> [EXERCISE MATERIALS]:
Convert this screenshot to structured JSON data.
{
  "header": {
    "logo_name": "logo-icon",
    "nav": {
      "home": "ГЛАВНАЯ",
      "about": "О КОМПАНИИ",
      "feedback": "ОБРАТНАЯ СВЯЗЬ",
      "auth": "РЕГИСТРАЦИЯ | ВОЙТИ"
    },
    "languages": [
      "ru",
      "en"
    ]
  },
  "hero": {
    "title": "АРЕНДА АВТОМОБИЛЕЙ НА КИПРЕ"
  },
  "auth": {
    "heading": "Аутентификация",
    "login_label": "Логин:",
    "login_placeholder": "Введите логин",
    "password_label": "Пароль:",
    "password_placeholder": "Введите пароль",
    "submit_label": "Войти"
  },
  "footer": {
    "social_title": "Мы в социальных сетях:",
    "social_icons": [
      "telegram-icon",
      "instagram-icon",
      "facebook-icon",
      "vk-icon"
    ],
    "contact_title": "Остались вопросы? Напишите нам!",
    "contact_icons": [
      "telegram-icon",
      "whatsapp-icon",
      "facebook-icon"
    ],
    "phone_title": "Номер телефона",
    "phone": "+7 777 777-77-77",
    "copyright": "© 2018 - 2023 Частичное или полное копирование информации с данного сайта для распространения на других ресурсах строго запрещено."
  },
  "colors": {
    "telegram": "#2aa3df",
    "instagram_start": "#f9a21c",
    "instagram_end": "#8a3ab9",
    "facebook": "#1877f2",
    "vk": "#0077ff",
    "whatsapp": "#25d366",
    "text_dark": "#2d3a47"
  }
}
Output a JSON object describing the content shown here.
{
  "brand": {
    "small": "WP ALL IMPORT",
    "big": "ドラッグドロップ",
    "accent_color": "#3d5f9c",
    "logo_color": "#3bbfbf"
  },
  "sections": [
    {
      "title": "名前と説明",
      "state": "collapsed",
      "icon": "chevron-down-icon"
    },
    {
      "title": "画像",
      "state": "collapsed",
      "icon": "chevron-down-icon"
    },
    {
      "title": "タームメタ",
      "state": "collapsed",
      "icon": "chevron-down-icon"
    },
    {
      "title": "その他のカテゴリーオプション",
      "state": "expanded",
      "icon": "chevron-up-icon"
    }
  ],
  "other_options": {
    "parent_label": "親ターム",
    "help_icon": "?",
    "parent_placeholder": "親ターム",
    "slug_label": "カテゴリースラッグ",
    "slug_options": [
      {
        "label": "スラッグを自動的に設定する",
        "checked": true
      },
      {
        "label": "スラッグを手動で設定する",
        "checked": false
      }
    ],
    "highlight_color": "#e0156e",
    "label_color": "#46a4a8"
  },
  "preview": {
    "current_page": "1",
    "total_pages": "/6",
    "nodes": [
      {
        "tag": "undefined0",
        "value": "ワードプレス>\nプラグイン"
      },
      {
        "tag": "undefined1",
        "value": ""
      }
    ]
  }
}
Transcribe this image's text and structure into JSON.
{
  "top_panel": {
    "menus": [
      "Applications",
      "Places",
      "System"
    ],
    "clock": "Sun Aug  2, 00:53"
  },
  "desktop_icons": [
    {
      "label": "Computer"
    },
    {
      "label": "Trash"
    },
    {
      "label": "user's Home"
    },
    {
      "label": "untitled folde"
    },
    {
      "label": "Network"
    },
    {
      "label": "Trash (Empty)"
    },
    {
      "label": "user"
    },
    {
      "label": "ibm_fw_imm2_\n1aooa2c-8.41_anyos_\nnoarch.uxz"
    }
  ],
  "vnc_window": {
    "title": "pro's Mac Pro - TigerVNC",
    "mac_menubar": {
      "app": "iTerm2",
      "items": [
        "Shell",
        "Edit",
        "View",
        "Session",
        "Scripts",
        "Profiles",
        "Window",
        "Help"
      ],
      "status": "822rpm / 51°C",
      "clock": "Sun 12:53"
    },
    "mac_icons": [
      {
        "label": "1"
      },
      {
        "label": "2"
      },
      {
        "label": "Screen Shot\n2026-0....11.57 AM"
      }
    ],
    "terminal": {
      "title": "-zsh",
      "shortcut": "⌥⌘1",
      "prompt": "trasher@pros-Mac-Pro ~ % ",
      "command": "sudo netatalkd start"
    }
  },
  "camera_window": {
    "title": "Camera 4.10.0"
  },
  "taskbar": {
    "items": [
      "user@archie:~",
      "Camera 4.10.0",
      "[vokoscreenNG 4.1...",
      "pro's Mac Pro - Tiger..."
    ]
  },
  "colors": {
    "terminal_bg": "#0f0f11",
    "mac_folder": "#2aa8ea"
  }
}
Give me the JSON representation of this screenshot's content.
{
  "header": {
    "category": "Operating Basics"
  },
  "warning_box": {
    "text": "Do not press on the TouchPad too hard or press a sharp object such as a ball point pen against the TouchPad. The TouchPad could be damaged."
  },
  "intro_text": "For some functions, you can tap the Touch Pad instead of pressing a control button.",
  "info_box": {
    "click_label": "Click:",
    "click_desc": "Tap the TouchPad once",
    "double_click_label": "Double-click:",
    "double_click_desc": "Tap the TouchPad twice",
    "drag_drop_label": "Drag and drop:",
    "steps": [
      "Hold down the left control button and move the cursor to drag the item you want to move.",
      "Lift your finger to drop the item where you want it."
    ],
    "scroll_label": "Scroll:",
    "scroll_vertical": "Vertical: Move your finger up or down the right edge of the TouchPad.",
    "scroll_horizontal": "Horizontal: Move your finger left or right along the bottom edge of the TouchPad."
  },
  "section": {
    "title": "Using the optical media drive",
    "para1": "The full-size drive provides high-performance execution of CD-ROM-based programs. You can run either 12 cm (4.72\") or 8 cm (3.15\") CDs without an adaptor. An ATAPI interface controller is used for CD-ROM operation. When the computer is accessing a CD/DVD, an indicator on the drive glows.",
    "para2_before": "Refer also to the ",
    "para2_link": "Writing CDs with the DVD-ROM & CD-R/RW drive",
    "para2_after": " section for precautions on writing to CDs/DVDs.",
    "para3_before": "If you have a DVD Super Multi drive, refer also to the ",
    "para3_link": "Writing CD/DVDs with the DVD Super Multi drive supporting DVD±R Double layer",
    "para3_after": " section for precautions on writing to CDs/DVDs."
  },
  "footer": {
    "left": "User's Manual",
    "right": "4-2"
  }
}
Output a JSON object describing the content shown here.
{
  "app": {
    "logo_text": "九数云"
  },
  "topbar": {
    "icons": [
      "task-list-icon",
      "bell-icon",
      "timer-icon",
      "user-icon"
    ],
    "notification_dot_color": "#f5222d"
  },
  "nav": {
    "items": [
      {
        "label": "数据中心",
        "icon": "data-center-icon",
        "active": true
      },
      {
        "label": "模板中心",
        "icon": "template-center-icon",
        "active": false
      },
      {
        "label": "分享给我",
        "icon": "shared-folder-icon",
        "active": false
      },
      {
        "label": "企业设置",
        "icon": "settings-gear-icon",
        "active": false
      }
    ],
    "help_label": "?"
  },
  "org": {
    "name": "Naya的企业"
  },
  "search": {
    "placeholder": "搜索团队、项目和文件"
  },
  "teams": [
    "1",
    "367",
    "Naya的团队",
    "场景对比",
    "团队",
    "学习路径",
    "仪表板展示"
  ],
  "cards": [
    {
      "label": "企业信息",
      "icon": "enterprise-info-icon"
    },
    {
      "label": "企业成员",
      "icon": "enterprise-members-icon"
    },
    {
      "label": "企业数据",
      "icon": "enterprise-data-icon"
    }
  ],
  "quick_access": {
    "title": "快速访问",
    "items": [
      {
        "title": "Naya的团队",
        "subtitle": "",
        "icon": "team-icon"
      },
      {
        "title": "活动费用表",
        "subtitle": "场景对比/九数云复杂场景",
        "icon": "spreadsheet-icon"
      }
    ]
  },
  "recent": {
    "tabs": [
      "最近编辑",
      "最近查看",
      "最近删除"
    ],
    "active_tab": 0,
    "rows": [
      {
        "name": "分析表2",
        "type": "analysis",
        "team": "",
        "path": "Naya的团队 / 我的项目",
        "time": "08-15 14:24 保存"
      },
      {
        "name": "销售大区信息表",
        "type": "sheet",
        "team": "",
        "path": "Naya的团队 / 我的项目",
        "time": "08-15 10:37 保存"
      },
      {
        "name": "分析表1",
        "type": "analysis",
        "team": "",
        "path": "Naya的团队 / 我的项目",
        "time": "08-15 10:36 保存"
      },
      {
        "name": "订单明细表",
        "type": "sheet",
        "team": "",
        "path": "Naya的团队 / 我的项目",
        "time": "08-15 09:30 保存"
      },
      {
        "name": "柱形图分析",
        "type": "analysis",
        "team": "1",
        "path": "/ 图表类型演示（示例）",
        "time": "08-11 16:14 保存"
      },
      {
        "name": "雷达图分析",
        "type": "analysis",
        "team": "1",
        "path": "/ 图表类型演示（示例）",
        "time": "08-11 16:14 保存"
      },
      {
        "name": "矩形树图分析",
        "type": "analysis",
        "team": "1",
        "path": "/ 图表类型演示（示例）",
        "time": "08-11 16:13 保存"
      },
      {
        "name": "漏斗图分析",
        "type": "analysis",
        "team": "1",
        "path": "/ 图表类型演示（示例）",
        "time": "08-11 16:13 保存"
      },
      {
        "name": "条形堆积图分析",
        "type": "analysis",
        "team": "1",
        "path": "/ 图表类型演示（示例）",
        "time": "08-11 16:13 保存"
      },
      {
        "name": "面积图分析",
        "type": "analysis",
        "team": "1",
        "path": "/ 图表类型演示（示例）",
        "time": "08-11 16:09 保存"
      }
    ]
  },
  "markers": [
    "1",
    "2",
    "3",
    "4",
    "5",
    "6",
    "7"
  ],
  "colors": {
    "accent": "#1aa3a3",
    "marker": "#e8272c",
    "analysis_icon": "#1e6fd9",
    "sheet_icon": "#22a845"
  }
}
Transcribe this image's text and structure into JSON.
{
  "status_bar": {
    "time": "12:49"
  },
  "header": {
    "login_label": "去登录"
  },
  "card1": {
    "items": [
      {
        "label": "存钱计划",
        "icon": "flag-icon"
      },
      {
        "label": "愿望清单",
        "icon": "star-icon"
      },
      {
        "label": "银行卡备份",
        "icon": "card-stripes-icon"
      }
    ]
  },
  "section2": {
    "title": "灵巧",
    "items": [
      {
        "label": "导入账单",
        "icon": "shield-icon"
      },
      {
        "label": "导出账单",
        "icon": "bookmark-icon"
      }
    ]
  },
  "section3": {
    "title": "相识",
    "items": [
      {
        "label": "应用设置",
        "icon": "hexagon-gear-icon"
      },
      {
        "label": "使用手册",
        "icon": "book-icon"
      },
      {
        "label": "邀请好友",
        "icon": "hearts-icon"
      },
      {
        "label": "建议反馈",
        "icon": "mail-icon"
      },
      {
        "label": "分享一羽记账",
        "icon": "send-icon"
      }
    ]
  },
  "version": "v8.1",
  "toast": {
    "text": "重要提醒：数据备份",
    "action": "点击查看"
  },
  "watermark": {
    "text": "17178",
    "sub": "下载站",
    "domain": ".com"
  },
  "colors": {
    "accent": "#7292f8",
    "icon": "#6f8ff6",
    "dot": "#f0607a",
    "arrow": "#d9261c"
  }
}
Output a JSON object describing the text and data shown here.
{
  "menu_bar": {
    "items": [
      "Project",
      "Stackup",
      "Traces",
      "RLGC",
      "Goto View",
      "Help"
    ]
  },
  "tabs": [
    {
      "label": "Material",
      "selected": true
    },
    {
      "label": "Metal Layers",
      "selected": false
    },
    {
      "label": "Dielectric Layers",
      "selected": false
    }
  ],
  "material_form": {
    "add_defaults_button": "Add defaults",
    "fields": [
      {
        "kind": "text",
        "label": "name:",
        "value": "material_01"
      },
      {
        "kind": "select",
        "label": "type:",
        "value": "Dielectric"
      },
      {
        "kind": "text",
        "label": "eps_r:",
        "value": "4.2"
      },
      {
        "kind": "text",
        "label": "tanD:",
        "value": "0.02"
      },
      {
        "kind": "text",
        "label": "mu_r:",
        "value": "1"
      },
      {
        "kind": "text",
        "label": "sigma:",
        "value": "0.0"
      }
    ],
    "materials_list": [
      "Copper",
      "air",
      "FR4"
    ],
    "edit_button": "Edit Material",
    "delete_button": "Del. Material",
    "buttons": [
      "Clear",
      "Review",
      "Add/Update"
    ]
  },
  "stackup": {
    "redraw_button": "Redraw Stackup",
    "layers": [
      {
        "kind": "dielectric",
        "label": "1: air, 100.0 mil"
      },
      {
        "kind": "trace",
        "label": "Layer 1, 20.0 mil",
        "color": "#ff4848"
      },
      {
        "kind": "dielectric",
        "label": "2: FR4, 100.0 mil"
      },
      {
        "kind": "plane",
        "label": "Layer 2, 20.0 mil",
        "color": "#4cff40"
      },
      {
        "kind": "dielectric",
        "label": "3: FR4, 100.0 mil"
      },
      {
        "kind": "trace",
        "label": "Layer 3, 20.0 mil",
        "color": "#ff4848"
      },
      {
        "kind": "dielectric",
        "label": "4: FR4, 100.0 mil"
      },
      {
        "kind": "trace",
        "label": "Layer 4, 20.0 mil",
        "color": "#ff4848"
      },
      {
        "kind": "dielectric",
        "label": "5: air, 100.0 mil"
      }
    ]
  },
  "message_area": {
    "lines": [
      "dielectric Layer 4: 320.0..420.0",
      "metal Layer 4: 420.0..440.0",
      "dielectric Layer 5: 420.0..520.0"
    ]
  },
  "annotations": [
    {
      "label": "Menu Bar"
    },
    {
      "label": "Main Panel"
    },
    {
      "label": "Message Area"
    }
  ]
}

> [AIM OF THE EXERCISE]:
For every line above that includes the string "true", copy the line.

> [SOLUTION FOR THIS EXERCISE]:
        "checked": true
        "active": true
      "selected": true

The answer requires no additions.